The Senate Finance Committee plans to huddle with the parliamentarian on the energy tax section of the legislation — including the EV credit and billions in clean energy incentives — this afternoon, according to a person familiar with the process who was not authorized to speak publicly.
“We’ve got a few days to go,” Finance Chair Ron Wyden (D-Ore.) told reporters yesterday when asked about his panel’s “Byrd bath” timing. “I think we’re making good progress.”
Most lawmakers have generally been tight-lipped about the parliamentarian meetings. GOP lawmakers are trying their best to dismantle the bill.
“The Republicans are challenging every single part of this bill, literally every word,” Senate Agriculture Chair Debbie Stabenow (D-Mich.) told reporters.
While details remained sketchy on the drought agreement with Sinema, other Western lawmakers said yesterday they were seeking a chunk of the change, as well.
“As a Westerner, I would be supportive of drought funding. There’s no question about that,” said Sen. Martin Heinrich (D-N.M.). “It would be hard for me to overstate the historic nature of what we’re dealing with out West right now.”
Sen. Michael Bennet (D-Colo.) said any drought money should be incorporated into the Upper Colorado River Basin states — Colorado, New Mexico, Utah and Wyoming — as well as the lower basin states of Arizona, California and Nevada.
“I’m certainly open to considering the addition of drought language, but anything that we do has to improve the situation with the Colorado River Basin. It has to improve the situation of the state of Colorado in terms of our water and the upper basin and the Colorado River,” Bennet told reporters yesterday.
“Otherwise,” he added, “there’s no way we’re going to be able to get to an agreement.”
Bennet said he was having conversations about it with Sinema, and Stabenow said talks were ongoing between Schumer and the Arizona Democrat. Sinema’s office has not commented on the issue.
There’s also some question about whether the money would effectively be taken away from other areas of the bill. Stabenow said she wanted to ensure it does not come out of emissions reduction policies.
“We need to do both, and I certainly support doing both, but we need the emission reduction efforts that are in the bill,” Stabenow said.
EV credit questions
Democrats are locked in a back-and-forth about the bill’s clean vehicle tax credit.
As written, the provision would offer the full $7,500 incentive for EVs on the condition that 40 percent of their battery minerals are extracted or processed in the United States or by a nation that is party to a U.S. free-trade agreement.
Because much of that supply chain is currently controlled by China, Russia and other nations without a U.S. free-trade agreement, there’s concern among some Democrats and automakers that the credit would be effectively useless in the near term.
Budget experts also expect that the provision will be ripe for a challenge when the Finance panel covers its portion of the bill with the parliamentarian today.
“There are wonderful things in this bill for auto manufacturers,” Stabenow said.

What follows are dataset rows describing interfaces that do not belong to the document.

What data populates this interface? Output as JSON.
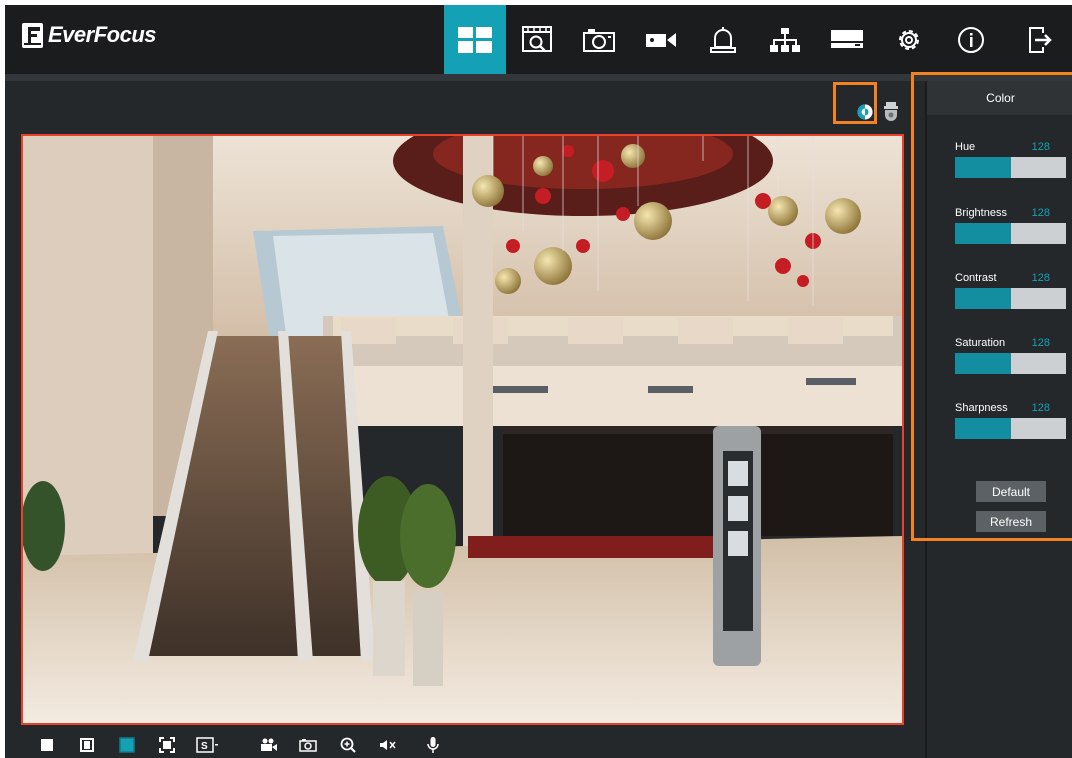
{
  "app": {
    "brand": "EverFocus"
  },
  "nav": {
    "items": [
      {
        "name": "live-view",
        "icon": "grid-layout-icon",
        "active": true
      },
      {
        "name": "playback",
        "icon": "playback-film-icon",
        "active": false
      },
      {
        "name": "snapshot",
        "icon": "camera-icon",
        "active": false
      },
      {
        "name": "record",
        "icon": "video-camera-icon",
        "active": false
      },
      {
        "name": "alarm",
        "icon": "alarm-bell-icon",
        "active": false
      },
      {
        "name": "network",
        "icon": "network-icon",
        "active": false
      },
      {
        "name": "storage",
        "icon": "hard-drive-icon",
        "active": false
      },
      {
        "name": "settings",
        "icon": "gear-icon",
        "active": false
      },
      {
        "name": "info",
        "icon": "info-icon",
        "active": false
      },
      {
        "name": "logout",
        "icon": "logout-icon",
        "active": false
      }
    ],
    "active_color": "#14a1b5"
  },
  "live": {
    "tools": [
      {
        "name": "color-adjust",
        "icon": "contrast-half-circle-icon",
        "highlighted": true
      },
      {
        "name": "ptz",
        "icon": "dome-camera-icon",
        "highlighted": false
      }
    ]
  },
  "bottom_toolbar": {
    "items": [
      {
        "name": "stop",
        "icon": "square-stop-icon"
      },
      {
        "name": "original-size",
        "icon": "frame-icon"
      },
      {
        "name": "stretch",
        "icon": "fill-screen-icon",
        "active": true
      },
      {
        "name": "fullscreen",
        "icon": "fullscreen-icon"
      },
      {
        "name": "stream-select",
        "icon": "stream-s-icon"
      },
      {
        "name": "record",
        "icon": "video-camera-icon"
      },
      {
        "name": "snapshot",
        "icon": "camera-icon"
      },
      {
        "name": "zoom",
        "icon": "zoom-in-icon"
      },
      {
        "name": "audio",
        "icon": "mute-icon"
      },
      {
        "name": "talk",
        "icon": "microphone-icon"
      }
    ]
  },
  "color_panel": {
    "title": "Color",
    "sliders": [
      {
        "label": "Hue",
        "value": "128",
        "fraction": 0.502
      },
      {
        "label": "Brightness",
        "value": "128",
        "fraction": 0.502
      },
      {
        "label": "Contrast",
        "value": "128",
        "fraction": 0.502
      },
      {
        "label": "Saturation",
        "value": "128",
        "fraction": 0.502
      },
      {
        "label": "Sharpness",
        "value": "128",
        "fraction": 0.502
      }
    ],
    "default_label": "Default",
    "refresh_label": "Refresh"
  },
  "colors": {
    "highlight": "#f58220",
    "slider_fill": "#138ea0",
    "video_border": "#e8412c"
  }
}
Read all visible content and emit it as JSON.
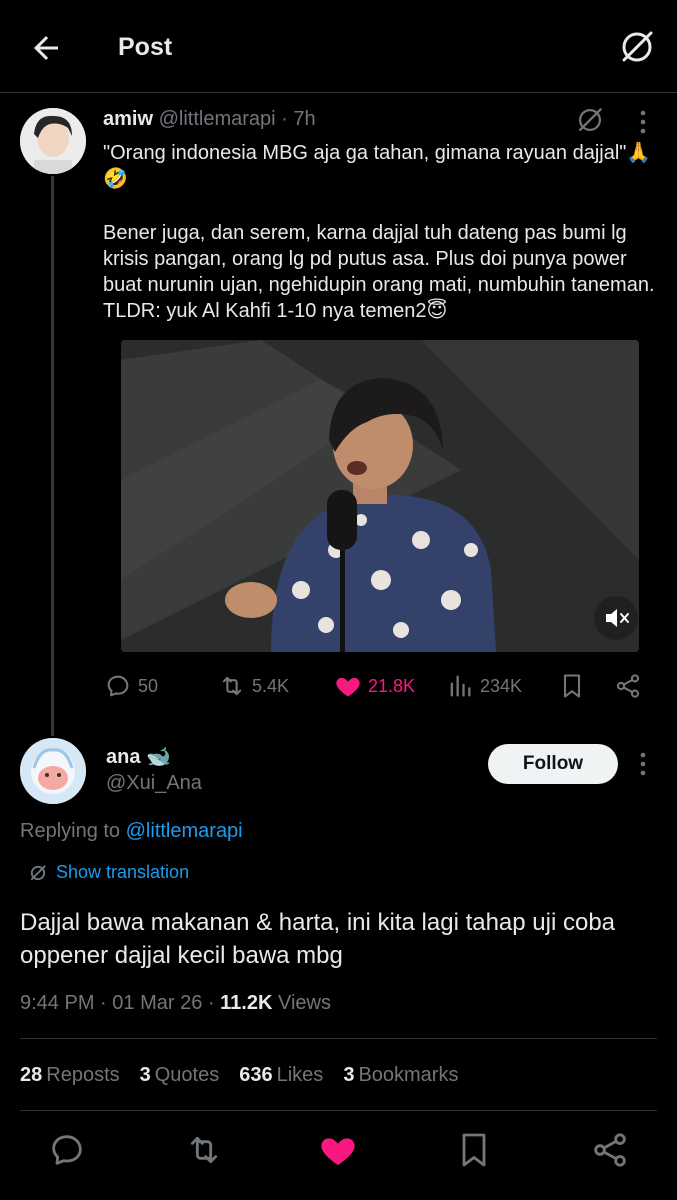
{
  "header": {
    "title": "Post",
    "back_icon": "arrow-left-icon",
    "grok_icon": "grok-icon"
  },
  "original_post": {
    "display_name": "amiw",
    "handle": "@littlemarapi",
    "separator": "·",
    "time": "7h",
    "paragraphs": [
      "\"Orang indonesia MBG aja ga tahan, gimana rayuan dajjal\"🙏🤣",
      "Bener juga, dan serem, karna dajjal tuh dateng pas bumi lg krisis pangan, orang lg pd putus asa. Plus doi punya power buat nurunin ujan, ngehidupin orang mati, numbuhin taneman. TLDR: yuk Al Kahfi 1-10 nya temen2😇"
    ],
    "media": {
      "type": "video",
      "muted": true
    },
    "actions": {
      "replies": "50",
      "reposts": "5.4K",
      "likes": "21.8K",
      "views": "234K"
    }
  },
  "reply_post": {
    "display_name": "ana 🐋",
    "handle": "@Xui_Ana",
    "follow_label": "Follow",
    "replying_prefix": "Replying to",
    "replying_to": "@littlemarapi",
    "show_translation": "Show translation",
    "text": "Dajjal bawa makanan & harta, ini kita lagi tahap uji coba oppener dajjal kecil bawa mbg",
    "time": "9:44 PM",
    "dot": "·",
    "date": "01 Mar 26",
    "views_count": "11.2K",
    "views_label": "Views",
    "stats": {
      "reposts_count": "28",
      "reposts_label": "Reposts",
      "quotes_count": "3",
      "quotes_label": "Quotes",
      "likes_count": "636",
      "likes_label": "Likes",
      "bookmarks_count": "3",
      "bookmarks_label": "Bookmarks"
    }
  },
  "colors": {
    "background": "#000000",
    "text": "#e7e9ea",
    "muted": "#71767b",
    "link": "#1d9bf0",
    "like": "#f91880",
    "divider": "#2f3336"
  }
}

But “we’re still talking about the other piece of it. It’s not written the way I would like it to, but we’ll see what happens.”